COLUMBIA -- South Carolina All-American defensive end and Heisman hopeful Jadeveon Clowney was credited with three tackles and no sacks in Thursday's primetime opener against North Carolina.
He did register three quarterback hurries, but cramped up a few times in the second half and a bunch of the post-game chatter centered around the Gamecocks conditioning.
"I was pretty tired but you have to play through that," Clowney said. "I was still coming off the ball and that's what that matters. I might be bent over sometimes but when that ball snaps, I was getting off."
Defensive coordinator Lorenzo Ward thought all South Carolina players struggled with being fatigue.
"It wasn't just Clowney," Ward said. "I think the entire defense got winded. We knew coming in that (UNC) was going to hurry up. We tried to stimulate it in practice but that was the fastest team I've ever seen."
--No. 7 Texas A&M hasn't announced a starting quarterback for Saturday's game against Rice. Freshman Kenny Hill and junior Matt Joeckel are the contenders with Johnny Manziel suspended for the first half by the NCAA. Joeckel, and Arlington High School graduate, was listed as the backup at the end of spring drills.
Coach Kevin Sumlin said the job was an ongoing competition.
Both quarterbacks are experienced in the spread offense because they ran the scheme in high school.
Hill is a dual-threat quarterback wih a stronger arm than Joeckel (6-4, 230), and also rushed for more than 2.700 yards in his final two seasons in high school, which included a state title at Southlake Carroll, the same program that produced Chase Daniel (Missouri) and Colt McCoy (Texas).
Joeckel has been on the College Station campus longer, but is older, not necessarily more experienced. He played in five games last season, attempting 11 passes for Texas A&M. Quarterbacks coach Jake Spavital said the game would likely be called differently for Joeckel, a pure pocket passer, than it would Manziel and Hill.

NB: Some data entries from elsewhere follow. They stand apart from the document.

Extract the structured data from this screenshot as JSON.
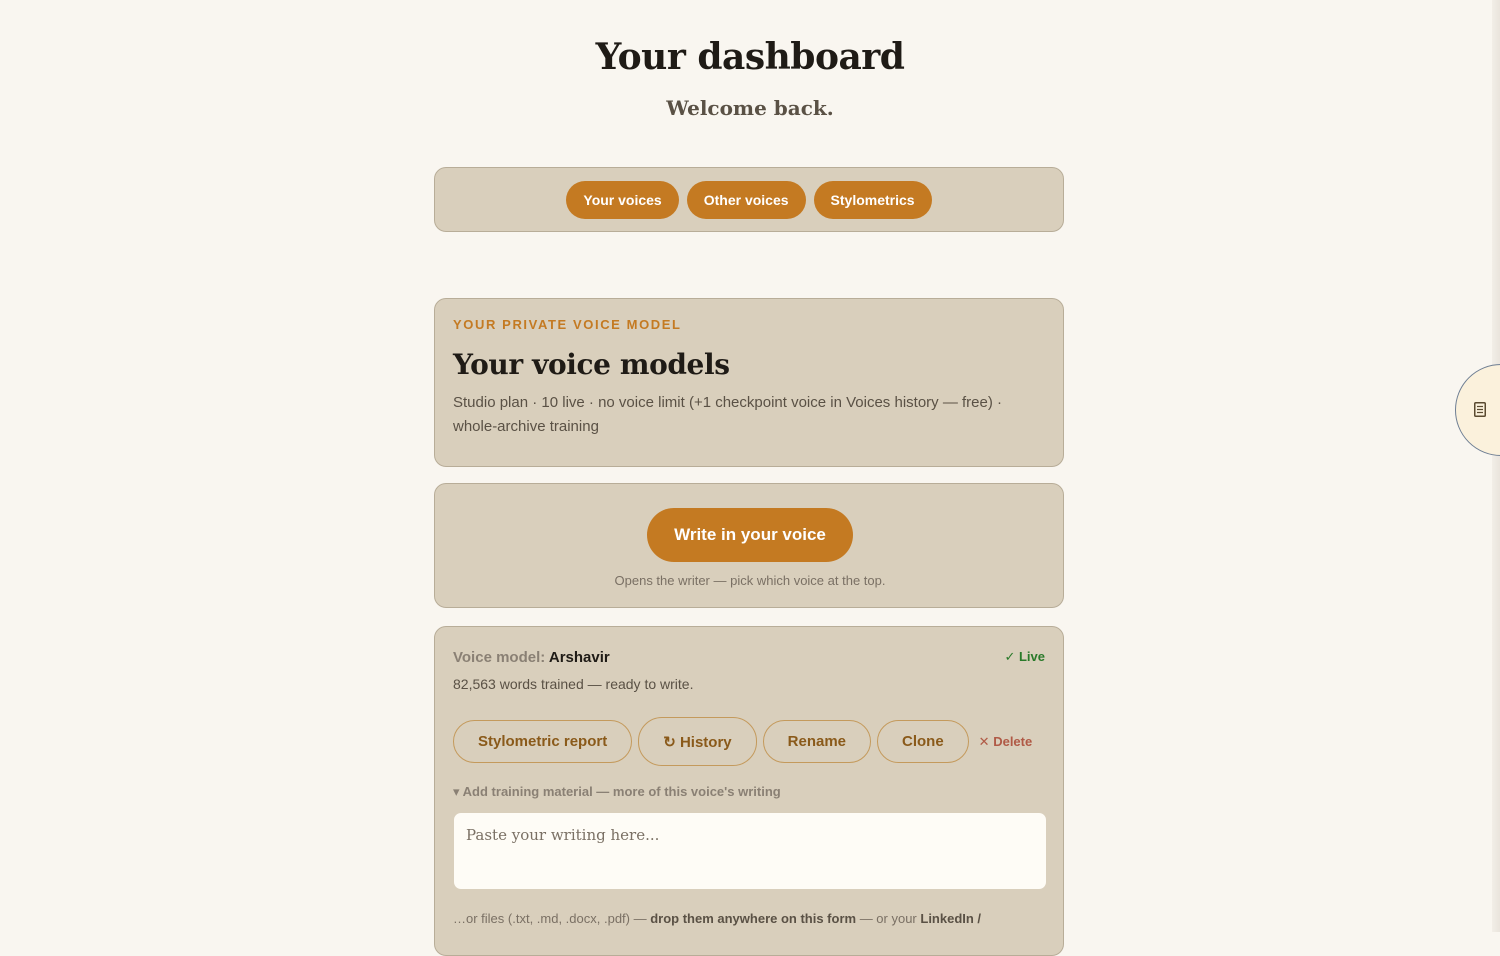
{
  "page": {
    "title": "Your dashboard",
    "subtitle": "Welcome back."
  },
  "nav": {
    "tabs": [
      {
        "label": "Your voices"
      },
      {
        "label": "Other voices"
      },
      {
        "label": "Stylometrics"
      }
    ]
  },
  "model_card": {
    "eyebrow": "YOUR PRIVATE VOICE MODEL",
    "heading": "Your voice models",
    "plan_text": "Studio plan · 10 live · no voice limit (+1 checkpoint voice in Voices history — free) · whole-archive training"
  },
  "write_card": {
    "button_label": "Write in your voice",
    "note": "Opens the writer — pick which voice at the top."
  },
  "voice": {
    "prefix": "Voice model:",
    "name": "Arshavir",
    "status_icon": "✓",
    "status": "Live",
    "words_text": "82,563 words trained — ready to write.",
    "actions": {
      "report": "Stylometric report",
      "history_icon": "↻",
      "history": "History",
      "rename": "Rename",
      "clone": "Clone",
      "delete_icon": "✕",
      "delete": "Delete"
    },
    "training": {
      "summary_icon": "▾",
      "summary": "Add training material — more of this voice's writing",
      "placeholder": "Paste your writing here...",
      "files_note_start": "…or files (.txt, .md, .docx, .pdf) — ",
      "files_note_bold": "drop them anywhere on this form",
      "files_note_mid": " — or your ",
      "files_note_end": "LinkedIn /"
    }
  },
  "side_tab": {
    "icon": "document-icon"
  },
  "colors": {
    "accent": "#c47a22",
    "panel": "#d9cfbc",
    "background": "#f9f6f0",
    "live": "#2a7a2a",
    "danger": "#b05a46"
  }
}
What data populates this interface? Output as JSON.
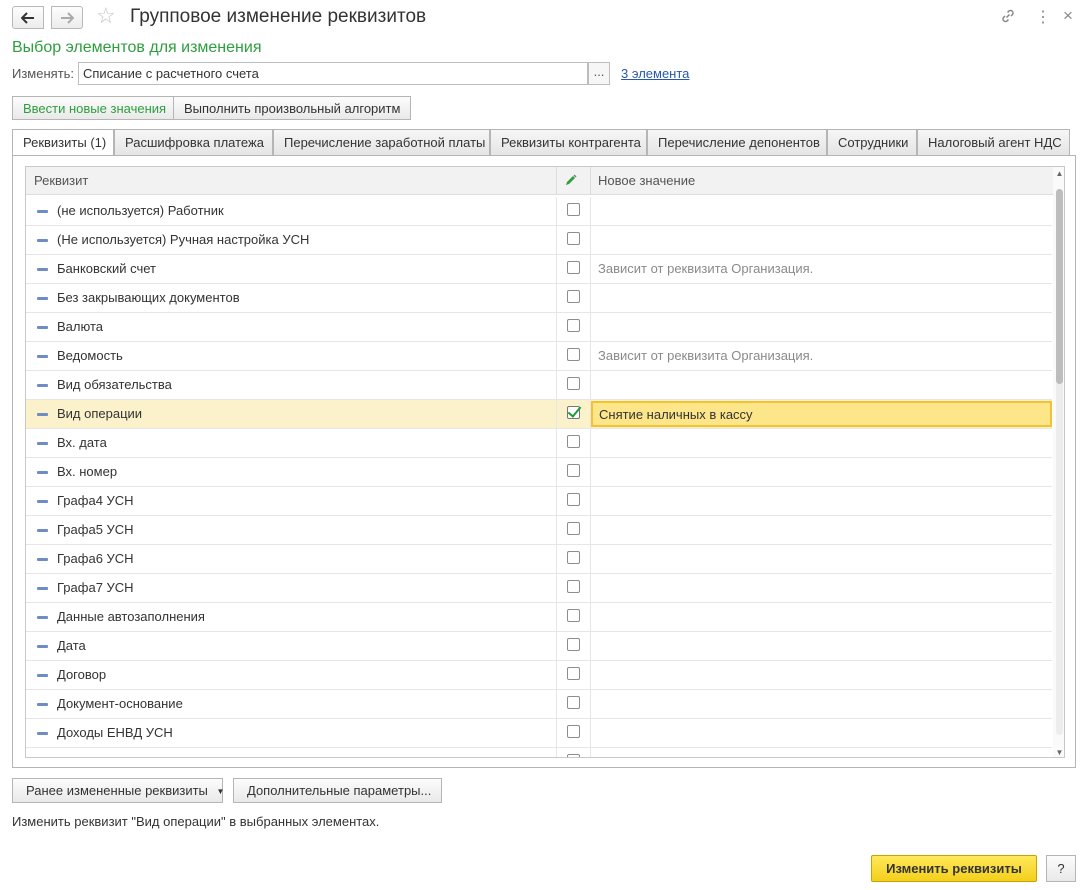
{
  "window": {
    "title": "Групповое изменение реквизитов",
    "back_icon": "arrow-left-icon",
    "forward_icon": "arrow-right-icon",
    "favorite_icon": "star-icon",
    "link_icon": "link-icon",
    "more_icon": "more-vertical-icon",
    "close_icon": "close-icon"
  },
  "header": {
    "subtitle": "Выбор элементов для изменения",
    "change_label": "Изменять:",
    "change_value": "Списание с расчетного счета",
    "select_button": "...",
    "count_link": "3 элемента"
  },
  "mode_buttons": {
    "new_values": "Ввести новые значения",
    "algorithm": "Выполнить произвольный алгоритм"
  },
  "tabs": [
    {
      "label": "Реквизиты (1)",
      "active": true
    },
    {
      "label": "Расшифровка платежа",
      "active": false
    },
    {
      "label": "Перечисление заработной платы",
      "active": false
    },
    {
      "label": "Реквизиты контрагента",
      "active": false
    },
    {
      "label": "Перечисление депонентов",
      "active": false
    },
    {
      "label": "Сотрудники",
      "active": false
    },
    {
      "label": "Налоговый агент НДС",
      "active": false
    }
  ],
  "grid": {
    "col_attribute": "Реквизит",
    "col_edit_icon": "pencil-icon",
    "col_new_value": "Новое значение",
    "rows": [
      {
        "name": "(не используется) Работник",
        "checked": false,
        "value": ""
      },
      {
        "name": "(Не используется) Ручная настройка УСН",
        "checked": false,
        "value": ""
      },
      {
        "name": "Банковский счет",
        "checked": false,
        "value": "Зависит от реквизита Организация."
      },
      {
        "name": "Без закрывающих документов",
        "checked": false,
        "value": ""
      },
      {
        "name": "Валюта",
        "checked": false,
        "value": ""
      },
      {
        "name": "Ведомость",
        "checked": false,
        "value": "Зависит от реквизита Организация."
      },
      {
        "name": "Вид обязательства",
        "checked": false,
        "value": ""
      },
      {
        "name": "Вид операции",
        "checked": true,
        "value": "Снятие наличных в кассу",
        "selected": true
      },
      {
        "name": "Вх. дата",
        "checked": false,
        "value": ""
      },
      {
        "name": "Вх. номер",
        "checked": false,
        "value": ""
      },
      {
        "name": "Графа4 УСН",
        "checked": false,
        "value": ""
      },
      {
        "name": "Графа5 УСН",
        "checked": false,
        "value": ""
      },
      {
        "name": "Графа6 УСН",
        "checked": false,
        "value": ""
      },
      {
        "name": "Графа7 УСН",
        "checked": false,
        "value": ""
      },
      {
        "name": "Данные автозаполнения",
        "checked": false,
        "value": ""
      },
      {
        "name": "Дата",
        "checked": false,
        "value": ""
      },
      {
        "name": "Договор",
        "checked": false,
        "value": ""
      },
      {
        "name": "Документ-основание",
        "checked": false,
        "value": ""
      },
      {
        "name": "Доходы ЕНВД УСН",
        "checked": false,
        "value": ""
      },
      {
        "name": "",
        "checked": false,
        "value": ""
      }
    ]
  },
  "footer": {
    "previous_button": "Ранее измененные реквизиты",
    "dropdown_icon": "chevron-down-icon",
    "additional_button": "Дополнительные параметры...",
    "status_text": "Изменить реквизит \"Вид операции\" в выбранных элементах.",
    "submit_button": "Изменить реквизиты",
    "help_button": "?"
  }
}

--LSU coach Les Miles knows the ins and outs of the 4-2-5 defense employed by TCU, the Tigers' opening opponent Saturday at the home of the Dallas Cowboys. Miles learned the defense under Bill Clay when they were together at Oklahoma State, but said TCU's defense is more of a read-react hybrid.
"What they do is at times they're a reading team and they play off the ball, and they're basically designed so that they don't let double teams onto their linebackers," Miles said. "Linebackers are close to the line of scrimmage. They have a call that says that they're not going to play coverage and they're going to play in there tight, and tell those linebackers to pass flow, and those safeties have cutbacks and really hang on the line of scrimmage, and then they have coverage calls that say, well, safeties back up, and those linebackers now have to sit back and play a dual responsibility."
Quarterback Zach Mettenberger has studied up on the scheme and worked against it all month. Miles said he expects Mettenberger to be one of the most improved players in the conference this season, but keeping him under control is a constant concern.
"The key to him, is take it a day at a time," Miles said, "not put the cart in front of the horse."